Which lines in the data below contain the string "POHJA"? Show each one.
Segment Open
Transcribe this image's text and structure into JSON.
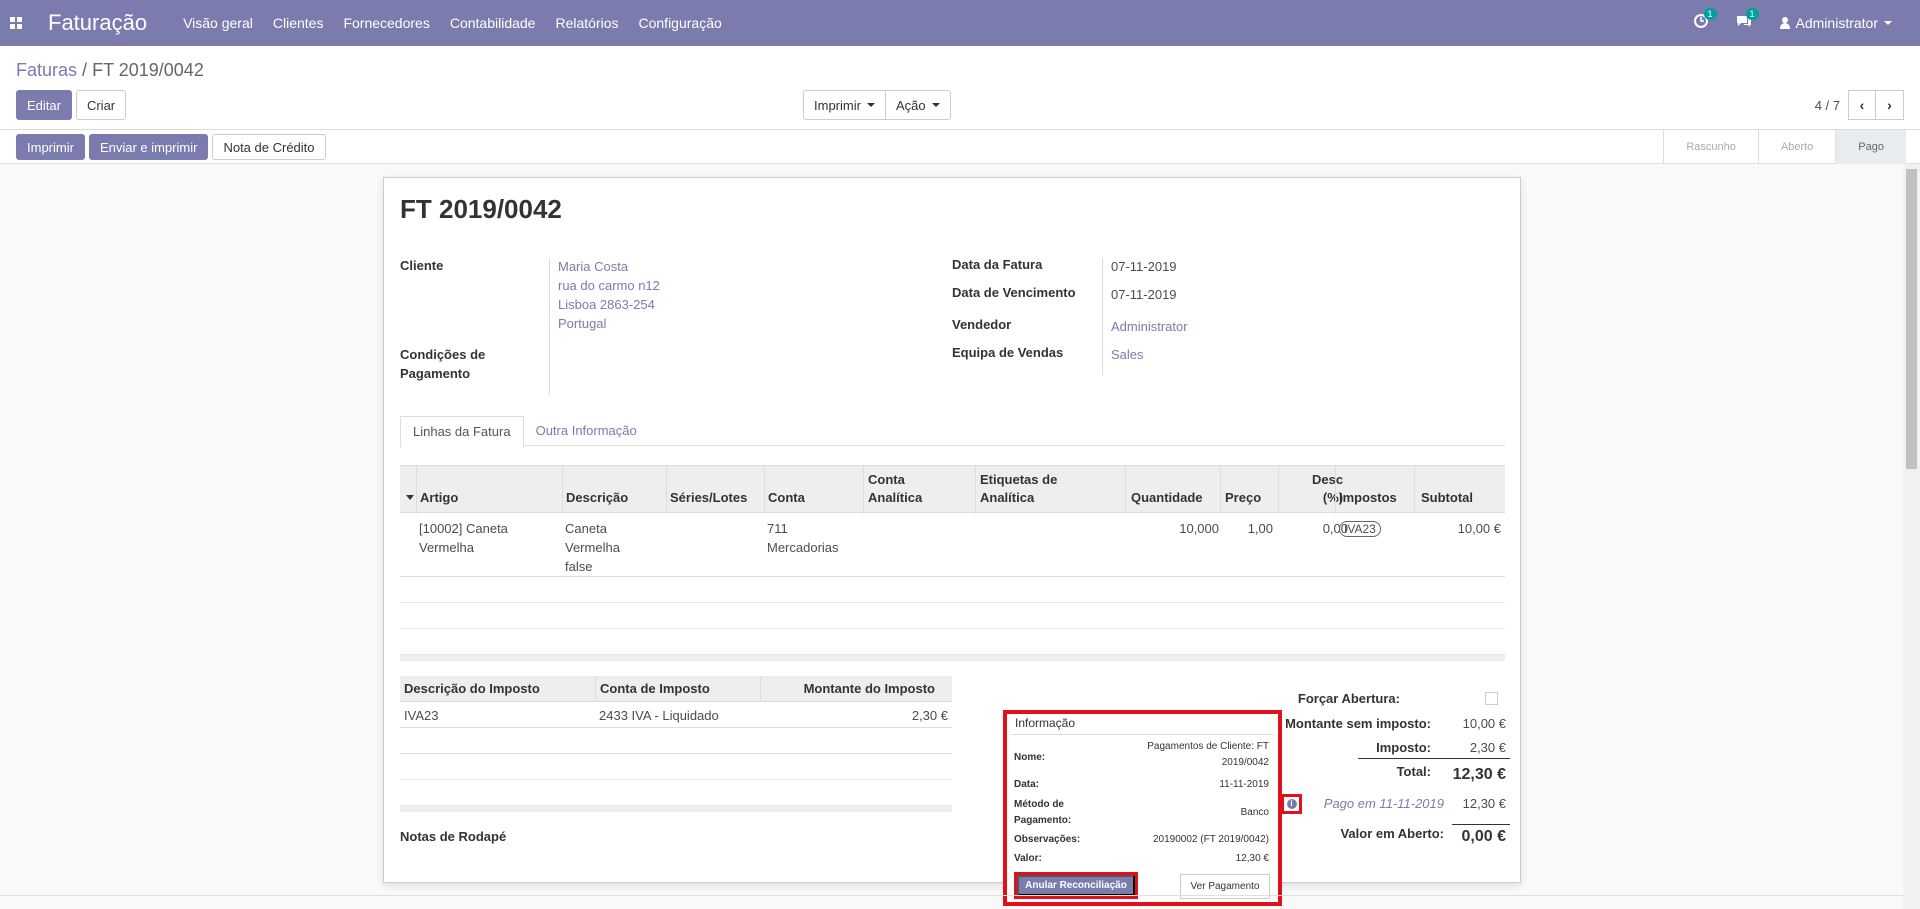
{
  "navbar": {
    "brand": "Faturação",
    "menu": [
      "Visão geral",
      "Clientes",
      "Fornecedores",
      "Contabilidade",
      "Relatórios",
      "Configuração"
    ],
    "activity_badge": "1",
    "messages_badge": "1",
    "user": "Administrator",
    "color": "#7c7bad"
  },
  "breadcrumb": {
    "parent": "Faturas",
    "separator": "/",
    "current": "FT 2019/0042"
  },
  "control_panel": {
    "edit_label": "Editar",
    "create_label": "Criar",
    "print_label": "Imprimir",
    "action_label": "Ação",
    "pager_value": "4 / 7"
  },
  "statusbar": {
    "print_label": "Imprimir",
    "send_print_label": "Enviar e imprimir",
    "credit_note_label": "Nota de Crédito",
    "stages": [
      "Rascunho",
      "Aberto",
      "Pago"
    ],
    "active_stage": "Pago"
  },
  "invoice": {
    "title": "FT 2019/0042",
    "customer_label": "Cliente",
    "customer_lines": [
      "Maria Costa",
      "rua do carmo n12",
      "Lisboa 2863-254",
      "Portugal"
    ],
    "payment_terms_label_1": "Condições de",
    "payment_terms_label_2": "Pagamento",
    "invoice_date_label": "Data da Fatura",
    "invoice_date": "07-11-2019",
    "due_date_label": "Data de Vencimento",
    "due_date": "07-11-2019",
    "salesperson_label": "Vendedor",
    "salesperson": "Administrator",
    "sales_team_label": "Equipa de Vendas",
    "sales_team": "Sales"
  },
  "tabs": {
    "lines": "Linhas da Fatura",
    "other": "Outra Informação"
  },
  "lines": {
    "headers": {
      "artigo": "Artigo",
      "descricao": "Descrição",
      "series": "Séries/Lotes",
      "conta": "Conta",
      "conta_analitica_1": "Conta",
      "conta_analitica_2": "Analítica",
      "etiquetas_1": "Etiquetas de",
      "etiquetas_2": "Analítica",
      "quantidade": "Quantidade",
      "preco": "Preço",
      "desc_1": "Desc",
      "desc_2": "(%)",
      "impostos": "Impostos",
      "subtotal": "Subtotal"
    },
    "row": {
      "artigo_1": "[10002] Caneta",
      "artigo_2": "Vermelha",
      "descricao_1": "Caneta",
      "descricao_2": "Vermelha",
      "descricao_3": "false",
      "conta_1": "711",
      "conta_2": "Mercadorias",
      "quantidade": "10,000",
      "preco": "1,00",
      "desc": "0,00",
      "imposto": "IVA23",
      "subtotal": "10,00 €"
    }
  },
  "taxes": {
    "headers": {
      "descricao": "Descrição do Imposto",
      "conta": "Conta de Imposto",
      "montante": "Montante do Imposto"
    },
    "row": {
      "descricao": "IVA23",
      "conta": "2433 IVA - Liquidado",
      "montante": "2,30 €"
    }
  },
  "notes_label": "Notas de Rodapé",
  "totals": {
    "force_open_label": "Forçar Abertura:",
    "untaxed_label": "Montante sem imposto:",
    "untaxed": "10,00 €",
    "tax_label": "Imposto:",
    "tax": "2,30 €",
    "total_label": "Total:",
    "total": "12,30 €",
    "paid_label": "Pago em 11-11-2019",
    "paid": "12,30 €",
    "residual_label": "Valor em Aberto:",
    "residual": "0,00 €"
  },
  "popover": {
    "title": "Informação",
    "name_label": "Nome:",
    "name_1": "Pagamentos de Cliente: FT",
    "name_2": "2019/0042",
    "date_label": "Data:",
    "date": "11-11-2019",
    "method_label_1": "Método de",
    "method_label_2": "Pagamento:",
    "method": "Banco",
    "notes_label": "Observações:",
    "notes": "20190002 (FT 2019/0042)",
    "value_label": "Valor:",
    "value": "12,30 €",
    "unreconcile_label": "Anular Reconciliação",
    "view_payment_label": "Ver Pagamento",
    "highlight_color": "#e0111b"
  }
}
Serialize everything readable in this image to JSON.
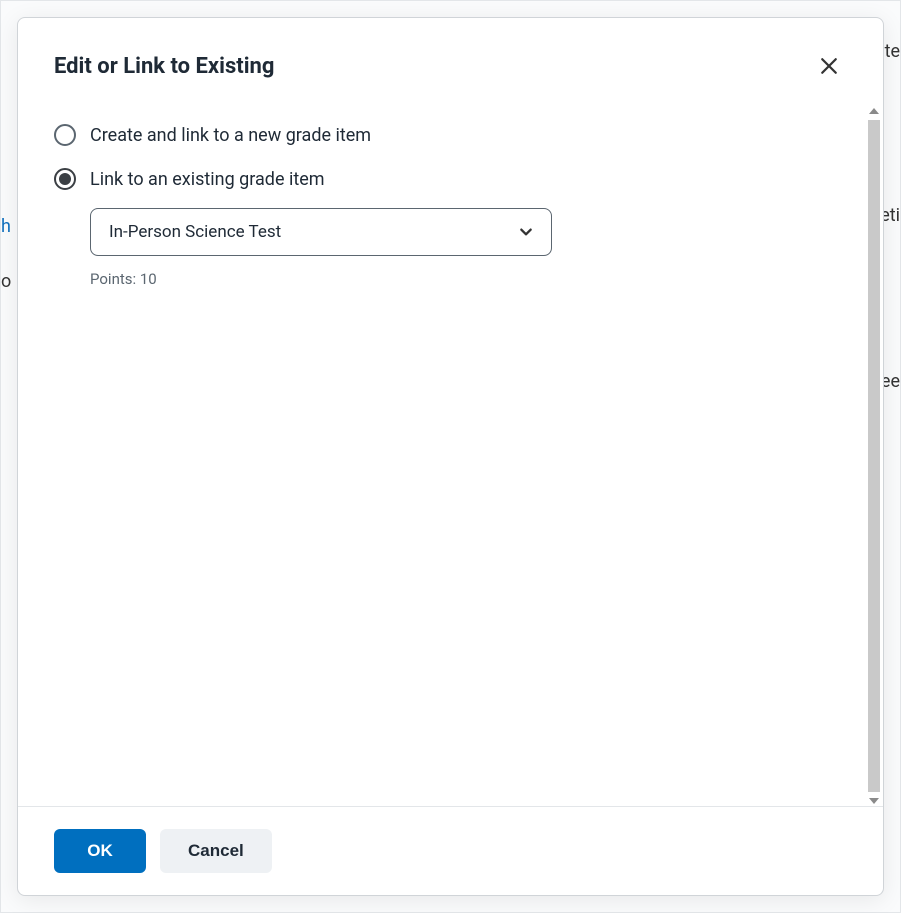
{
  "background": {
    "frag1": "te",
    "frag2": "eti",
    "frag3": "Fee",
    "frag4": "h",
    "frag5": "o"
  },
  "modal": {
    "title": "Edit or Link to Existing",
    "options": {
      "create": {
        "label": "Create and link to a new grade item",
        "selected": false
      },
      "existing": {
        "label": "Link to an existing grade item",
        "selected": true,
        "selected_item": "In-Person Science Test",
        "points_label": "Points: 10"
      }
    },
    "footer": {
      "ok": "OK",
      "cancel": "Cancel"
    }
  }
}
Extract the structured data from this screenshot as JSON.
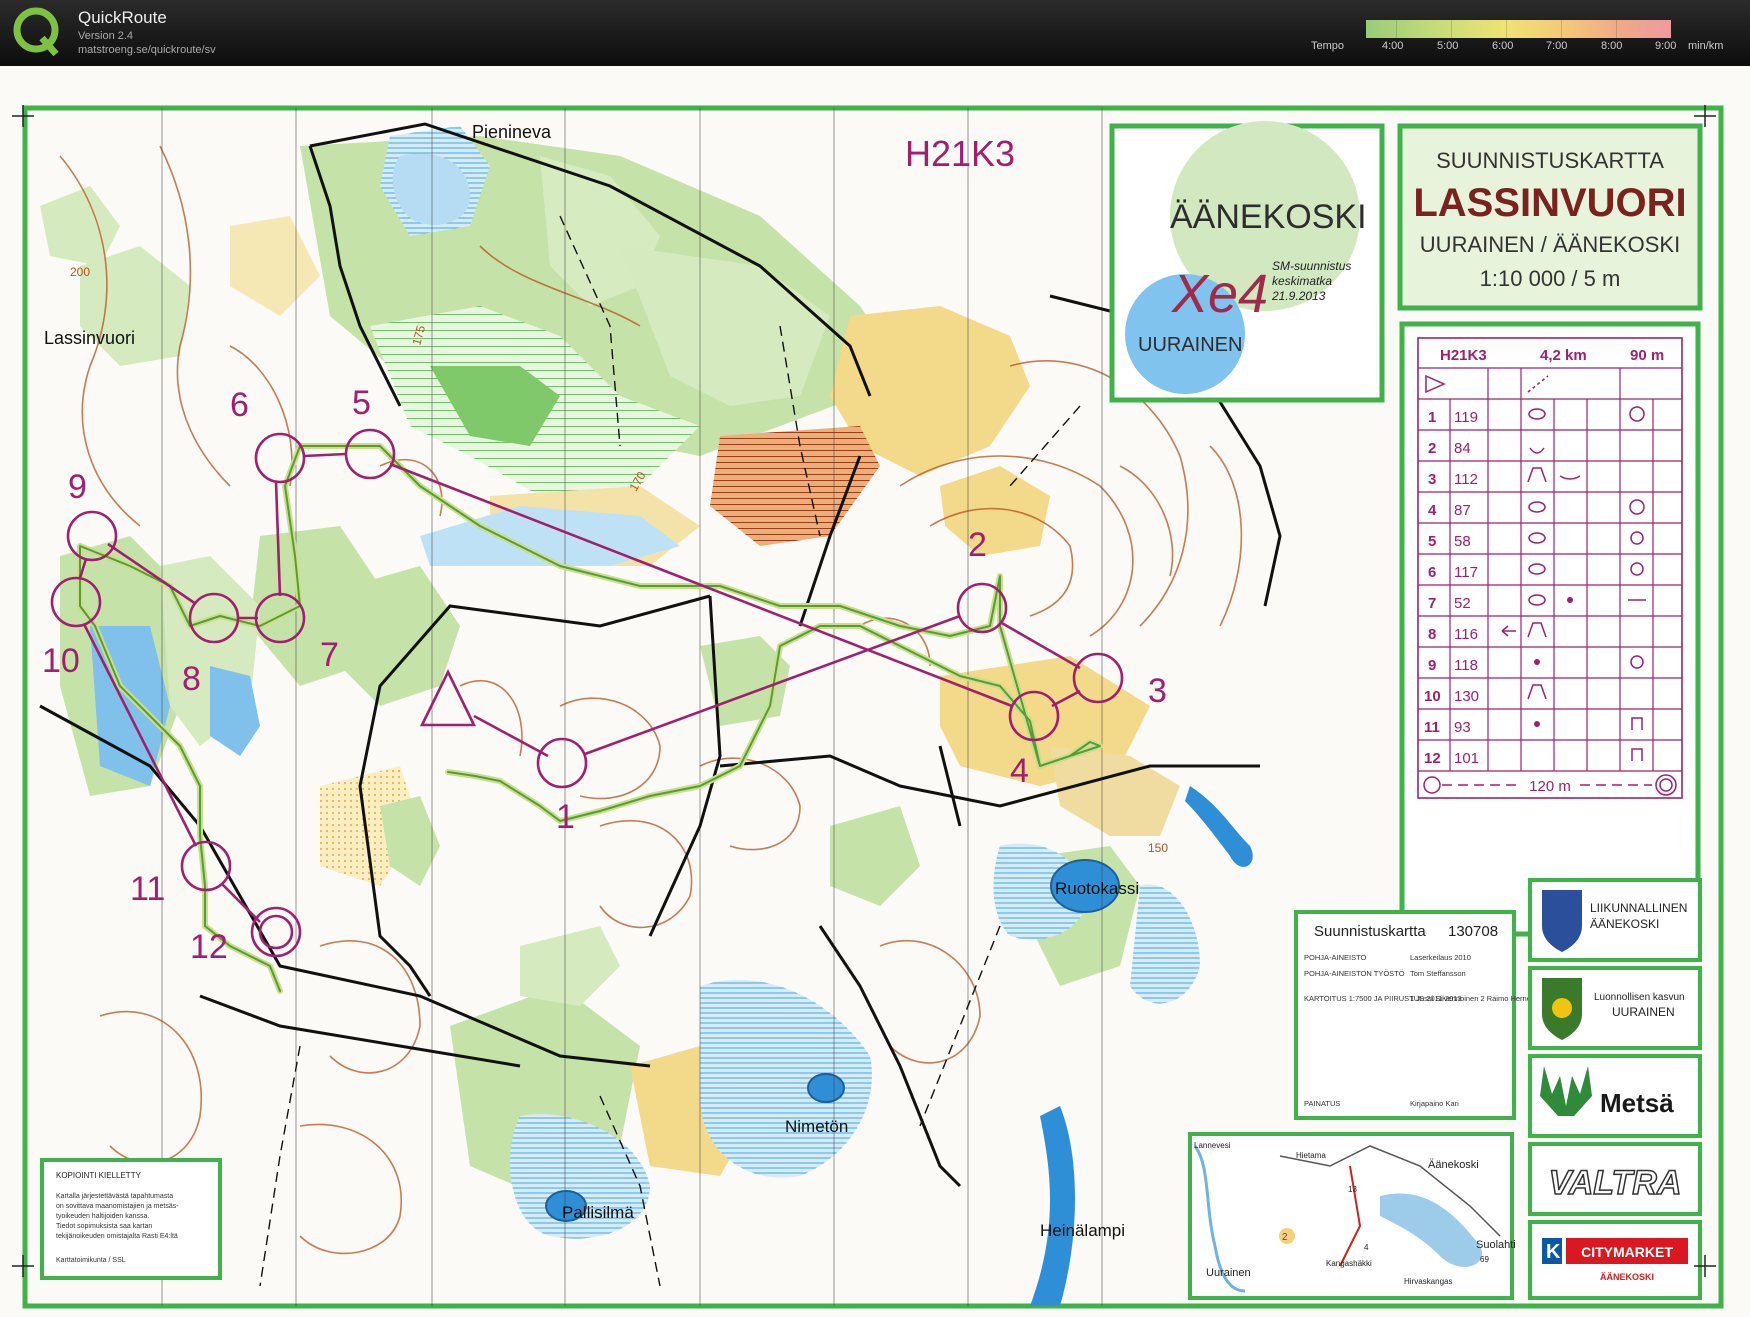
{
  "app": {
    "name": "QuickRoute",
    "version": "Version 2.4",
    "url": "matstroeng.se/quickroute/sv"
  },
  "tempo": {
    "label": "Tempo",
    "ticks": [
      "4:00",
      "5:00",
      "6:00",
      "7:00",
      "8:00",
      "9:00"
    ],
    "unit": "min/km"
  },
  "map": {
    "course_title": "H21K3",
    "header_line1": "SUUNNISTUSKARTTA",
    "header_name": "LASSINVUORI",
    "header_area": "UURAINEN / ÄÄNEKOSKI",
    "header_scale": "1:10 000 / 5 m",
    "event": {
      "town": "ÄÄNEKOSKI",
      "logo_letters": "Xe4",
      "host": "UURAINEN",
      "line1": "SM-suunnistus",
      "line2": "keskimatka",
      "date": "21.9.2013"
    },
    "place_names": {
      "pienineva": "Pienineva",
      "lassinvuori": "Lassinvuori",
      "ruotokassi": "Ruotokassi",
      "nimeton": "Nimetön",
      "pallisilma": "Pallisilmä",
      "heinalampi": "Heinälampi"
    },
    "contours": {
      "c200": "200",
      "c175": "175",
      "c170": "170",
      "c150": "150"
    },
    "control_numbers": [
      "1",
      "2",
      "3",
      "4",
      "5",
      "6",
      "7",
      "8",
      "9",
      "10",
      "11",
      "12"
    ],
    "info_box": {
      "title": "Suunnistuskartta",
      "number": "130708",
      "rows": [
        {
          "label": "POHJA-AINEISTO",
          "value": "Laserkeilaus 2010"
        },
        {
          "label": "POHJA-AINEISTON TYÖSTÖ",
          "value": "Tom Steffansson"
        },
        {
          "label": "KARTOITUS 1:7500 JA PIIRUSTUS 2011-2013",
          "value": "1 Jussi Silvennoinen 2 Raimo Hernesmaa"
        },
        {
          "label": "PAINATUS",
          "value": "Kirjapaino Kari"
        }
      ]
    },
    "copyright": {
      "title": "KOPIOINTI KIELLETTY",
      "lines": [
        "Kartalla järjestettävästä tapahtumasta",
        "on sovittava maanomistajien ja metsäs-",
        "tyoikeuden haltijoiden kanssa.",
        "Tiedot sopimuksista saa kartan",
        "tekijänoikeuden omistajalta Rasti E4:ltä"
      ],
      "footer": "Karttatoimikunta / SSL"
    },
    "sponsors": {
      "liikunnallinen_1": "LIIKUNNALLINEN",
      "liikunnallinen_2": "ÄÄNEKOSKI",
      "luonnollisen_1": "Luonnollisen kasvun",
      "luonnollisen_2": "UURAINEN",
      "metsa": "Metsä",
      "valtra": "VALTRA",
      "citymarket": "CITYMARKET",
      "citymarket_sub": "ÄÄNEKOSKI",
      "k_letter": "K"
    },
    "inset_map": {
      "labels": [
        "Lannevesi",
        "Hietama",
        "Äänekoski",
        "Suolahti",
        "Uurainen",
        "Kangashäkki",
        "Hirvaskangas"
      ],
      "road_numbers": [
        "13",
        "4",
        "69"
      ],
      "marker": "2"
    }
  },
  "control_card": {
    "course": "H21K3",
    "length": "4,2 km",
    "climb": "90 m",
    "rows": [
      {
        "n": "1",
        "code": "119"
      },
      {
        "n": "2",
        "code": "84"
      },
      {
        "n": "3",
        "code": "112"
      },
      {
        "n": "4",
        "code": "87"
      },
      {
        "n": "5",
        "code": "58"
      },
      {
        "n": "6",
        "code": "117"
      },
      {
        "n": "7",
        "code": "52"
      },
      {
        "n": "8",
        "code": "116"
      },
      {
        "n": "9",
        "code": "118"
      },
      {
        "n": "10",
        "code": "130"
      },
      {
        "n": "11",
        "code": "93"
      },
      {
        "n": "12",
        "code": "101"
      }
    ],
    "finish_distance": "120 m"
  },
  "colors": {
    "course_purple": "#a0206e",
    "frame_green": "#3fb24a",
    "route_green": "#5a9a3a",
    "forest_green": "#bfe0a5",
    "open_yellow": "#f4d77e",
    "water_blue": "#2e8fd6",
    "contour_brown": "#b5521e"
  }
}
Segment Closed
ANSWER BELOW -
          "label": "POHJA-AINEISTO",
          "label": "POHJA-AINEISTON TYÖSTÖ",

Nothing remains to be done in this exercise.